The central mosque in Indian-administered Kashmir’s largest city has largely remained closed for the past two years amid a bitter dispute between Indian authorities and Kashmiri Muslims.

The centuries-old Jamia Masjid dominates its neighbourhood in Srinagar with an imposing main gate and enormous turrets.

The building, made of brick and wood, is one of the oldest mosques in the city of 1.2 million, 96 percent of whom are Muslim, and often draws thousands to prayer.

With 378 wooden pillars, it can hold 33,000 worshippers.

On special occasions over the years, hundreds of thousands of Muslims fill nearby lanes and roads to offer prayers led from the mosque.

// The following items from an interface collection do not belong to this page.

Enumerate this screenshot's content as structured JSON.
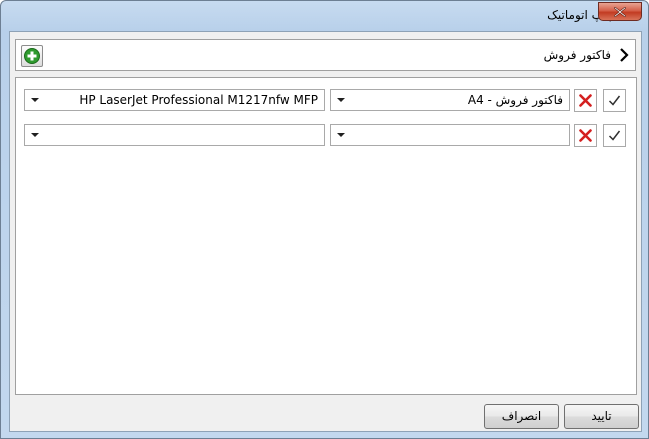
{
  "window": {
    "title": "چاپ اتوماتیک"
  },
  "header": {
    "title": "فاکتور فروش"
  },
  "rows": [
    {
      "form_value": "فاکتور فروش - A4",
      "printer_value": "HP LaserJet Professional M1217nfw MFP"
    },
    {
      "form_value": "",
      "printer_value": ""
    }
  ],
  "footer": {
    "ok_label": "تایید",
    "cancel_label": "انصراف"
  },
  "colors": {
    "accent_green": "#2e9a2e",
    "delete_red": "#d42020",
    "close_red": "#c23b22"
  },
  "icons": {
    "app": "printer-icon",
    "close": "close-icon",
    "add": "plus-circle-icon",
    "chevron": "chevron-right-icon",
    "delete": "red-x-icon",
    "confirm": "checkmark-icon"
  }
}
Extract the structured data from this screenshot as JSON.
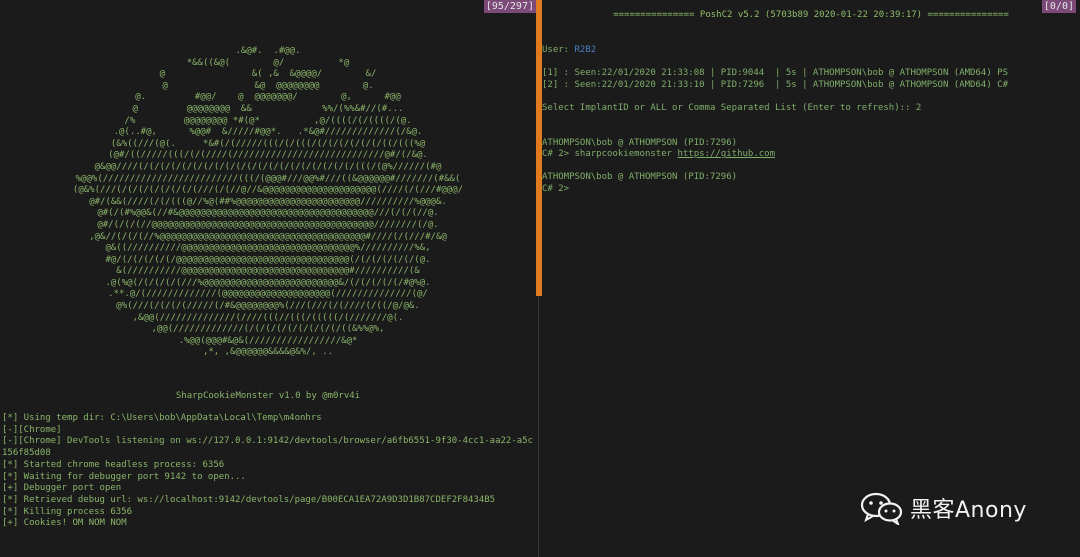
{
  "left_pane": {
    "counter": "[95/297]",
    "ascii_art": [
      ".&@#.  .#@@.",
      "*&&((&@(        @/          *@",
      "@                &( ,&  &@@@@/        &/",
      "@                &@  @@@@@@@@        @.",
      "@.         #@@/    @  @@@@@@@/        @,      #@@",
      "@         @@@@@@@@  &&             %%/(%%&#//(#...",
      "/%         @@@@@@@@ *#(@*          ,@/((((/(/((((/(@.",
      ".@(..#@,      %@@#  &/////#@@*.   .*&@#/////////////(/&@.",
      "(&%((///(@(.     *&#(/(/////(((/(/(((/(/(/(/(/(/(/((/(((%@",
      "(@#/((/////(((/(/(////(////////////////////////////@#/(/&@.",
      "@&@@////(/(/(/(/(/(/(/(/(/(/(/(/(/(/(/(/(/(/(/(/(((/(@%//////(#@",
      "%@@%(/////////////////////////(((/(@@@#///@@%#///((&@@@@@@#///////(#&&(",
      "(@&%(///(/(/(/(/(/(/(/(///(/(//@//&@@@@@@@@@@@@@@@@@@@@@(////(/(///#@@@/",
      "@#/(&&(////(/(/(((@//%@(##%@@@@@@@@@@@@@@@@@@@@@@@//////////%@@@&.",
      "@#(/(#%@@&(//#&@@@@@@@@@@@@@@@@@@@@@@@@@@@@@@@@@@@@///(/(/(//@.",
      "@#/(/(/(//@@@@@@@@@@@@@@@@@@@@@@@@@@@@@@@@@@@@@@@@@////////(/@.",
      ",@&//(/(/(//%@@@@@@@@@@@@@@@@@@@@@@@@@@@@@@@@@@@@@@#////(/(///#/&@",
      "@&((//////////@@@@@@@@@@@@@@@@@@@@@@@@@@@@@@@@%//////////%&,",
      "#@/(/(/(/(/(/@@@@@@@@@@@@@@@@@@@@@@@@@@@@@@@@(/(/(/(/(/(/(@.",
      "&(//////////@@@@@@@@@@@@@@@@@@@@@@@@@@@@@@@#//////////(&",
      ".@(%@(/(/(/(/(///%@@@@@@@@@@@@@@@@@@@@@@@@@&/(/(/(/(/(/#@%@.",
      ".**.@/(/////////////(@@@@@@@@@@@@@@@@@@@@(//////////////(@/",
      "@%(///(/(/(/(/////(/#&@@@@@@@@%(///(///(/(////(/((/@/@&.",
      ",&@@(//////////////(////(((//(((/(((((/(///////@(.",
      ",@@(/////////////(/(/(/(/(/(/(/(/(/((&%%@%,",
      ".%@@(@@@#&@&(/////////////////&@*",
      ",*, ,&@@@@@@&&&&@&%/, .."
    ],
    "caption": "SharpCookieMonster v1.0 by @m0rv4i",
    "log_lines": [
      "[*] Using temp dir: C:\\Users\\bob\\AppData\\Local\\Temp\\m4onhrs",
      "[-][Chrome]",
      "[-][Chrome] DevTools listening on ws://127.0.0.1:9142/devtools/browser/a6fb6551-9f30-4cc1-aa22-a5c156f85d08",
      "[*] Started chrome headless process: 6356",
      "[*] Waiting for debugger port 9142 to open...",
      "[+] Debugger port open",
      "[*] Retrieved debug url: ws://localhost:9142/devtools/page/B00ECA1EA72A9D3D1B87CDEF2F8434B5",
      "[*] Killing process 6356",
      "[+] Cookies! OM NOM NOM"
    ]
  },
  "right_pane": {
    "counter": "[0/0]",
    "banner": "=============== PoshC2 v5.2 (5703b89 2020-01-22 20:39:17) ===============",
    "user_label": "User: ",
    "user_value": "R2B2",
    "implants": [
      "[1] : Seen:22/01/2020 21:33:08 | PID:9044  | 5s | ATHOMPSON\\bob @ ATHOMPSON (AMD64) PS",
      "[2] : Seen:22/01/2020 21:33:10 | PID:7296  | 5s | ATHOMPSON\\bob @ ATHOMPSON (AMD64) C#"
    ],
    "select_prompt": "Select ImplantID or ALL or Comma Separated List (Enter to refresh):: 2",
    "session_header_1": "ATHOMPSON\\bob @ ATHOMPSON (PID:7296)",
    "command_prefix": "C# 2> sharpcookiemonster ",
    "command_link": "https://github.com",
    "session_header_2": "ATHOMPSON\\bob @ ATHOMPSON (PID:7296)",
    "prompt": "C# 2>"
  },
  "watermark": {
    "text": "黑客Anony",
    "icon": "wechat-icon"
  },
  "colors": {
    "background": "#1b1b1b",
    "terminal_green": "#8ab56a",
    "divider_orange": "#e07a1f",
    "counter_bg": "#7b4a78",
    "user_blue": "#4a7fc0"
  }
}
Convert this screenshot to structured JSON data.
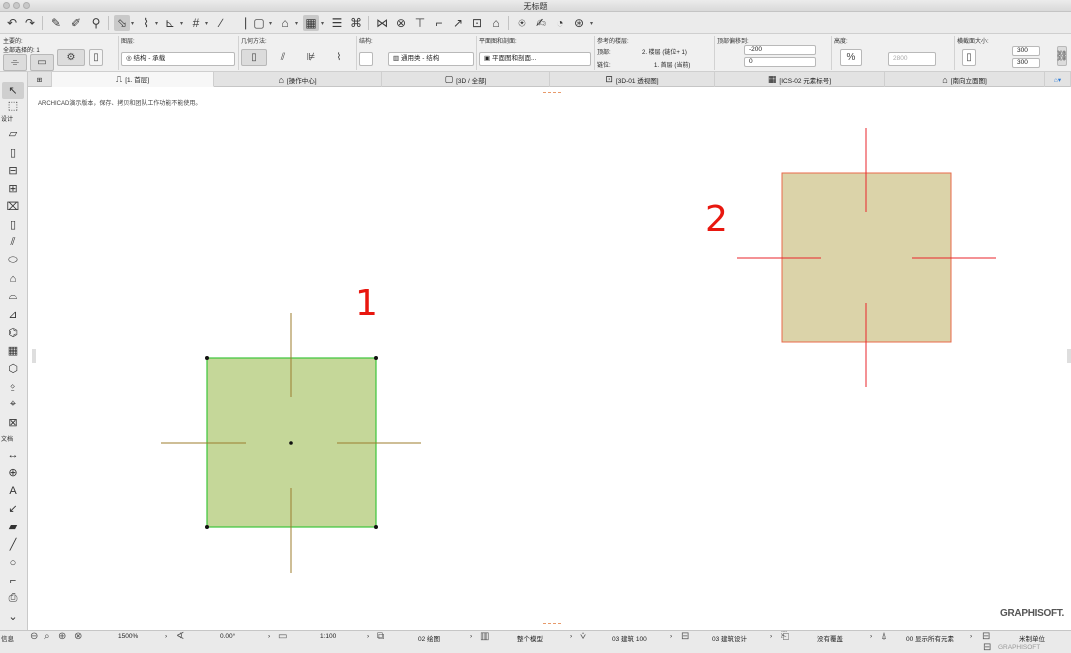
{
  "window": {
    "title": "无标题"
  },
  "toolbar": {
    "icons": [
      "undo-icon",
      "redo-icon",
      "eyedropper-icon",
      "syringe-icon",
      "wand-icon",
      "arrow-select-icon",
      "marquee-icon",
      "grid-icon",
      "snap-icon",
      "trace-icon",
      "dimension-icon",
      "guide-icon",
      "intersect-icon",
      "trim-icon",
      "offset-icon",
      "fillet-icon",
      "chamfer-icon",
      "curve-icon",
      "magic-icon",
      "view-icon"
    ]
  },
  "infobox": {
    "main_label": "主要的:",
    "selection_label": "全部选择的: 1",
    "layer_label": "图层:",
    "layer_value": "结构 - 承载",
    "geometry_label": "几何方法:",
    "structure_label": "结构:",
    "structure_value": "通用类 - 结构",
    "floorplan_label": "平面图和剖面:",
    "floorplan_value": "平面图和剖面...",
    "story_label": "参考的楼层:",
    "top_label": "顶部:",
    "top_value": "2. 楼层 (链位+ 1)",
    "bottom_label": "链位:",
    "bottom_value": "1. 首层 (当前)",
    "offset_label": "顶部偏移到:",
    "offset_top": "-200",
    "offset_bottom": "0",
    "height_label": "高度:",
    "height_value": "2800",
    "percent_symbol": "%",
    "size_label": "横截面大小:",
    "size_w": "300",
    "size_h": "300"
  },
  "tabs": [
    {
      "label": "[1. 首层]",
      "icon": "floorplan-icon",
      "active": true
    },
    {
      "label": "[操作中心]",
      "icon": "action-center-icon",
      "active": false
    },
    {
      "label": "[3D / 全部]",
      "icon": "3d-icon",
      "active": false
    },
    {
      "label": "[3D-01 透视图]",
      "icon": "perspective-icon",
      "active": false
    },
    {
      "label": "[ICS-02 元素标号]",
      "icon": "schedule-icon",
      "active": false
    },
    {
      "label": "[南向立面图]",
      "icon": "elevation-icon",
      "active": false
    }
  ],
  "toolbox": {
    "design_label": "设计",
    "document_label": "文档"
  },
  "canvas": {
    "notice": "ARCHICAD演示版本，保存、拷贝和团队工作功能不能使用。",
    "label_1": "1",
    "label_2": "2",
    "colors": {
      "column1_fill": "#c5d799",
      "column1_stroke": "#3cc43a",
      "column2_fill": "#dbd3a9",
      "column2_stroke": "#e86a4a",
      "axis1": "#9c7c2e",
      "axis2": "#e8262b",
      "label": "#e8170f"
    }
  },
  "brand": "GRAPHISOFT.",
  "statusbar": {
    "left_label": "信息",
    "zoom": "1500%",
    "angle": "0.00°",
    "scale": "1:100",
    "layer_combo": "02 绘图",
    "model_view": "整个模型",
    "pen_set": "03 建筑 100",
    "mvo": "03 建筑设计",
    "override": "没有覆盖",
    "renovation": "00 显示所有元素",
    "units": "米制单位",
    "brand_small": "GRAPHISOFT"
  }
}
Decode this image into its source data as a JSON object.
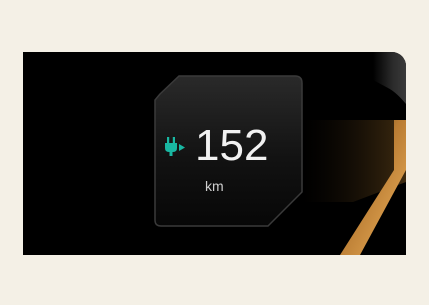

However, Indian authorities see the mosque as a trouble spot – a nerve centre for protests and clashes that challenge New Delhi’s sovereignty over the disputed Kashmir region, claimed in its entirety by India and Pakistan who rule over parts of it.

For Kashmiri Muslims, the mosque is a sacred place where they offer mandatory prayers on Fridays and also raise their voices for political rights.

Amid these tensions, the mosque has mostly been shuttered for the past two years.

The grand mosque is seen through its gate that remains locked on Fridays [Mukhtar Khan/AP]

The mosque’s chief priest has been detained inside his home almost non-stop throughout that time, and the mosque’s main gate is padlocked and blocked with corrugated tin sheets on Fridays.